---- STUDY MATERIAL
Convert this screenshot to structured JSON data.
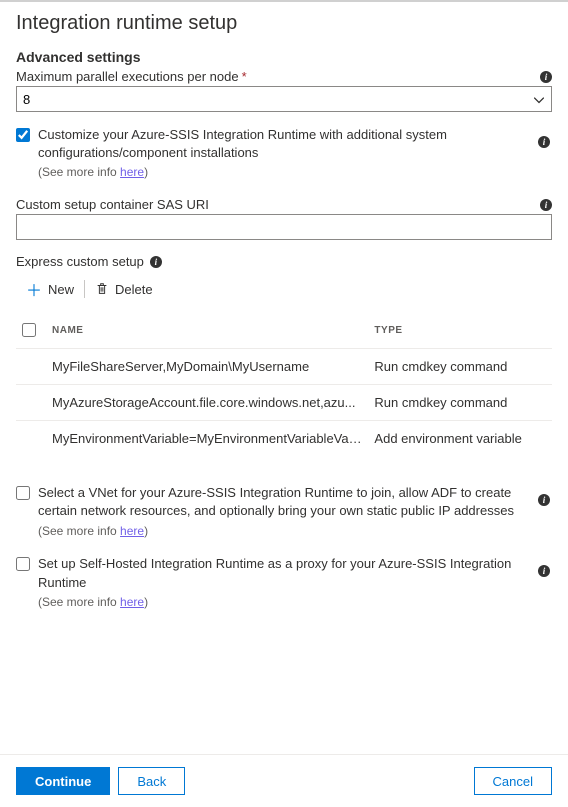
{
  "title": "Integration runtime setup",
  "section": "Advanced settings",
  "maxParallel": {
    "label": "Maximum parallel executions per node",
    "value": "8"
  },
  "customize": {
    "label": "Customize your Azure-SSIS Integration Runtime with additional system configurations/component installations",
    "moreInfoPrefix": "(See more info ",
    "moreInfoLink": "here",
    "moreInfoSuffix": ")"
  },
  "sasUri": {
    "label": "Custom setup container SAS URI",
    "value": ""
  },
  "express": {
    "label": "Express custom setup",
    "newBtn": "New",
    "deleteBtn": "Delete",
    "columns": {
      "name": "NAME",
      "type": "TYPE"
    },
    "rows": [
      {
        "name": "MyFileShareServer,MyDomain\\MyUsername",
        "type": "Run cmdkey command"
      },
      {
        "name": "MyAzureStorageAccount.file.core.windows.net,azu...",
        "type": "Run cmdkey command"
      },
      {
        "name": "MyEnvironmentVariable=MyEnvironmentVariableValu...",
        "type": "Add environment variable"
      }
    ]
  },
  "vnet": {
    "label": "Select a VNet for your Azure-SSIS Integration Runtime to join, allow ADF to create certain network resources, and optionally bring your own static public IP addresses",
    "moreInfoPrefix": "(See more info ",
    "moreInfoLink": "here",
    "moreInfoSuffix": ")"
  },
  "proxy": {
    "label": "Set up Self-Hosted Integration Runtime as a proxy for your Azure-SSIS Integration Runtime",
    "moreInfoPrefix": "(See more info ",
    "moreInfoLink": "here",
    "moreInfoSuffix": ")"
  },
  "footer": {
    "continue": "Continue",
    "back": "Back",
    "cancel": "Cancel"
  }
}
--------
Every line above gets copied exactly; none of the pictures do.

YOUR RESPONSE
Convert this screenshot to structured JSON data.
{
  "title": "Integration runtime setup",
  "section": "Advanced settings",
  "maxParallel": {
    "label": "Maximum parallel executions per node",
    "value": "8"
  },
  "customize": {
    "label": "Customize your Azure-SSIS Integration Runtime with additional system configurations/component installations",
    "moreInfoPrefix": "(See more info ",
    "moreInfoLink": "here",
    "moreInfoSuffix": ")"
  },
  "sasUri": {
    "label": "Custom setup container SAS URI",
    "value": ""
  },
  "express": {
    "label": "Express custom setup",
    "newBtn": "New",
    "deleteBtn": "Delete",
    "columns": {
      "name": "NAME",
      "type": "TYPE"
    },
    "rows": [
      {
        "name": "MyFileShareServer,MyDomain\\MyUsername",
        "type": "Run cmdkey command"
      },
      {
        "name": "MyAzureStorageAccount.file.core.windows.net,azu...",
        "type": "Run cmdkey command"
      },
      {
        "name": "MyEnvironmentVariable=MyEnvironmentVariableValu...",
        "type": "Add environment variable"
      }
    ]
  },
  "vnet": {
    "label": "Select a VNet for your Azure-SSIS Integration Runtime to join, allow ADF to create certain network resources, and optionally bring your own static public IP addresses",
    "moreInfoPrefix": "(See more info ",
    "moreInfoLink": "here",
    "moreInfoSuffix": ")"
  },
  "proxy": {
    "label": "Set up Self-Hosted Integration Runtime as a proxy for your Azure-SSIS Integration Runtime",
    "moreInfoPrefix": "(See more info ",
    "moreInfoLink": "here",
    "moreInfoSuffix": ")"
  },
  "footer": {
    "continue": "Continue",
    "back": "Back",
    "cancel": "Cancel"
  }
}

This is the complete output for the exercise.